It was “through this lens” that the Appellate Division addressed the issues in D.M.R.
D.M.R. involved a final restraining order hearing. This post will not delve too deeply into the facts, but some reference is necessary for context. Plaintiff and defendant had “a dating relationship.” After it ended, an incident occurred between the two that led plaintiff to obtain an ex parte temporary restraining order against plaintiff, his former girlfriend. The trial court chose to conduct the final restraining order hearing via Zoom.
During the Zoom hearing, neither party was represented by counsel. During his testimony, plaintiff mentioned that his mother was sitting right next to him. (His mother must have been off camera because the court did not suggest that it was aware of her presence until plaintiff mentioned her.) The judge advised plaintiff that his mother would not help him out and needed to remain quiet, but did not instruct plaintiff’s mother to leave the room (virtual or otherwise). Plaintiff’s mother, who was a witness to the incident between plaintiff and defendant, later testified at the hearing on her son’s behalf. The judge gave defendant the opportunity to question plaintiff and his mother, but defendant refused.
Defendant then testified on her own behalf. After her direct testimony, the judge and plaintiff each questioned defendant.
After the hearing, the judge granted the final restraining order.
Defendant appealed, arguing, among other things, that her due process rights were violated during the hearing. The Appellate Division agreed, in part because plaintiff’s mother was in the room with him while plaintiff testified. As the court noted:
Although there are obvious, understandable challenges facing judges who seek to administer effective trials using videoconferencing technology, court directives and due process must nevertheless be maintained. Specifically, each witness must be alone while remotely testifying. The purpose of sequestration is to discourage collusion and expose contrived testimony. The presence of plaintiff’s mother throughout this trial was problematic. Additionally, the parties should not address one another directly, as they did here. These longstanding guardrails remain in place alongside technological advances so that courts may continue to fairly and effectively serve the public amid a grave public health crisis.
(citation omitted). The court further held that the judge’s questioning of plaintiff’s mother crossed the “fine line that separates advocacy from impartiality.” While it acknowledged that, in a bench trial, a judge is allowed to examine witnesses to clarify testimony, aid the court’s understanding, elicit facts, and assure efficient control of the trial, the judge must take care to avoid being perceived as an advocate for one side or the other.
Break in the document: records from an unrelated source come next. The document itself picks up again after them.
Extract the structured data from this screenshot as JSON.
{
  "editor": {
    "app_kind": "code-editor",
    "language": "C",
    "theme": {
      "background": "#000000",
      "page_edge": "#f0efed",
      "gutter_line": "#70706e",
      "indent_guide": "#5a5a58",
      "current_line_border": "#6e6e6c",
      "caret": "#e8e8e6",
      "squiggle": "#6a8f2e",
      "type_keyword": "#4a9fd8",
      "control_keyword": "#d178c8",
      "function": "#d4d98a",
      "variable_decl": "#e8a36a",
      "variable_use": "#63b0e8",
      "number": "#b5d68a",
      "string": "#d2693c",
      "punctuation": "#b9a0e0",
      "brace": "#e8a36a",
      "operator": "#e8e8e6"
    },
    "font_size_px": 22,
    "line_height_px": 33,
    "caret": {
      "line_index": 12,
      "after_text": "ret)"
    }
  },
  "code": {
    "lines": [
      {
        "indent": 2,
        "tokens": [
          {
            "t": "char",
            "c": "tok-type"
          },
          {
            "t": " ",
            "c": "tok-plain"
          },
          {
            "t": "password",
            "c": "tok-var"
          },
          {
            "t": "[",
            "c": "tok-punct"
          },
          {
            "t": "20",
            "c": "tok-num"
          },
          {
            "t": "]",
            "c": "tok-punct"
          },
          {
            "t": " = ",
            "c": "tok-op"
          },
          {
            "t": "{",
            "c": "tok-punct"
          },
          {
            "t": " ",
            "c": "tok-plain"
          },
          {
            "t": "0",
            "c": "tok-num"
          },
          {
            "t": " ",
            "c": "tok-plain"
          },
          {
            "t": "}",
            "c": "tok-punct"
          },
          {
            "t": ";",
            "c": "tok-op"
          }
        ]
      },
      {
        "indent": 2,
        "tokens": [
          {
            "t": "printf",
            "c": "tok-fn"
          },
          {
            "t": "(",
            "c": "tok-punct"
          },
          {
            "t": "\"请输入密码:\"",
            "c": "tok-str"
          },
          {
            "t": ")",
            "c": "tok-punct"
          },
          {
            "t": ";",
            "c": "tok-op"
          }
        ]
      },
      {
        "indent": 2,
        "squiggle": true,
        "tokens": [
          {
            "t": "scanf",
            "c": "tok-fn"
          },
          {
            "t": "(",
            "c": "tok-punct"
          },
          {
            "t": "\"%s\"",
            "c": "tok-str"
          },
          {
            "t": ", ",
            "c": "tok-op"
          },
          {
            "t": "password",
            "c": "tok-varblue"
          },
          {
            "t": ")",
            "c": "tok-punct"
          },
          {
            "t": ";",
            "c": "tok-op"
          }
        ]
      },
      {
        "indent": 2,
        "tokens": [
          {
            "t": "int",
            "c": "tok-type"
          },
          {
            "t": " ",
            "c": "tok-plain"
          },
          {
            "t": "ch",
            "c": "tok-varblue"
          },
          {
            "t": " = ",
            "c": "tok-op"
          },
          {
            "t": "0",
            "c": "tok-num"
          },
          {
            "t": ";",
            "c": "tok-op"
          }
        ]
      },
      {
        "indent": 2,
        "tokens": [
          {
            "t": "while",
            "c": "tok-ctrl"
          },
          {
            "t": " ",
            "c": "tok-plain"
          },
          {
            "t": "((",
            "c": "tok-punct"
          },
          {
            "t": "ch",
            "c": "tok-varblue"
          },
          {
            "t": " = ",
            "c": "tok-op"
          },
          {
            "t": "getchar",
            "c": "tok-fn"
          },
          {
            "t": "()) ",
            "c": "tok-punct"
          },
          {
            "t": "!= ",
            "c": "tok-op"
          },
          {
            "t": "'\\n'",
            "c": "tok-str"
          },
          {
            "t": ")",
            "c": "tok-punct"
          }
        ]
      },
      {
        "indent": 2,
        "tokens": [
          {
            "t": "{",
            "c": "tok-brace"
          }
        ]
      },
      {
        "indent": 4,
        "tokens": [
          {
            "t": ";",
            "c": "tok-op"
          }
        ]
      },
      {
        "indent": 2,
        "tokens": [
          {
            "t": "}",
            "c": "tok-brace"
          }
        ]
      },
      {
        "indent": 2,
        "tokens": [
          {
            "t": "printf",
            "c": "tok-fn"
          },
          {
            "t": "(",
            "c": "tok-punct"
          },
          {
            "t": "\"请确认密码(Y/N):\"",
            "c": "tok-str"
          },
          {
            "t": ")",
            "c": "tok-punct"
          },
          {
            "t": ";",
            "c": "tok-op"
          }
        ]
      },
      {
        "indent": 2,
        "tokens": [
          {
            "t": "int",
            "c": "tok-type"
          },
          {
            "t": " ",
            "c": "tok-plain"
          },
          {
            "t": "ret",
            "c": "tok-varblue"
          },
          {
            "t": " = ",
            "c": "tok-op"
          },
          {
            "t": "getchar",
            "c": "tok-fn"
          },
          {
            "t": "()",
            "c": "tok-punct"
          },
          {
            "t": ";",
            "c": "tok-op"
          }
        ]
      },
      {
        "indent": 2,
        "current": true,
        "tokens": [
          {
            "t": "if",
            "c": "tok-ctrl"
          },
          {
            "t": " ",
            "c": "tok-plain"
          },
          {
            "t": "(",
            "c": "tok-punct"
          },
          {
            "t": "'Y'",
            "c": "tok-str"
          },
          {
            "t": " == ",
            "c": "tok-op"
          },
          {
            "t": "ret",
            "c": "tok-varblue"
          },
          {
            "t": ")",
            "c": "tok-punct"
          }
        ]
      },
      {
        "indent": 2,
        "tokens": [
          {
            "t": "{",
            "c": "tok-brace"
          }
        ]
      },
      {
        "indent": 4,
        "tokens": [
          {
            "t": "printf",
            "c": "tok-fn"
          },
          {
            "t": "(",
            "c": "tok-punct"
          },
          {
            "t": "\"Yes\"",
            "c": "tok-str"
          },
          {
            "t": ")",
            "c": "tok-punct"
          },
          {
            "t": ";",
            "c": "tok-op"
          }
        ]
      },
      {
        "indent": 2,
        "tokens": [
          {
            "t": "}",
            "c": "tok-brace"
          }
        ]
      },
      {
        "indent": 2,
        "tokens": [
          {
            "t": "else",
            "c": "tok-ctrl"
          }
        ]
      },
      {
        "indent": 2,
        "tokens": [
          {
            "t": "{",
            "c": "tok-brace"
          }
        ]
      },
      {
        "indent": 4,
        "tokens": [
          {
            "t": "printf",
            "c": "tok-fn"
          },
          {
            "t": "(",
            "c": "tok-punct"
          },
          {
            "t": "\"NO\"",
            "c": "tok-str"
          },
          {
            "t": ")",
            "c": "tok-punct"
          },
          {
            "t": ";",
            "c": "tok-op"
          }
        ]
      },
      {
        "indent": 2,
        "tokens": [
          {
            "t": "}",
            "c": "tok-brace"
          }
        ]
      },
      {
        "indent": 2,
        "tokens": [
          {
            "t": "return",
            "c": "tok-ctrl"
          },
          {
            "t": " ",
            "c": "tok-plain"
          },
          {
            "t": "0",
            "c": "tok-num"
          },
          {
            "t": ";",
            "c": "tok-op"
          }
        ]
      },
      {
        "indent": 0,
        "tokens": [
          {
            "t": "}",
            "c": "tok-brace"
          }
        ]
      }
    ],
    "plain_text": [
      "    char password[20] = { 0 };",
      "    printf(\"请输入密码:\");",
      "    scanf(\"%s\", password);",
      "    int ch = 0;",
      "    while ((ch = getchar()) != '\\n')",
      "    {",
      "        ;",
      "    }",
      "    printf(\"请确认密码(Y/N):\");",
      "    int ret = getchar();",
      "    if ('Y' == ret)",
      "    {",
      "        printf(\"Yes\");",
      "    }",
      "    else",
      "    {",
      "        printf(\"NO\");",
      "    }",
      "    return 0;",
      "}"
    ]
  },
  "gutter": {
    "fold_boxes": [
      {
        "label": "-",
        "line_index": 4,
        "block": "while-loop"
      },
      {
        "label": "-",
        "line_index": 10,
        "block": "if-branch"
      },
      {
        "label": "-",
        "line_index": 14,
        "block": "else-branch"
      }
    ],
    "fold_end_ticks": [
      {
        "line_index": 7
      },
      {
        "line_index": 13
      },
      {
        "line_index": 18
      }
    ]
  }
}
The Appellate Division held that the trial court crossed this line with some of its questioning, both of plaintiff’s mother and of defendant herself.
The Appellate Division vacated the final restraining order.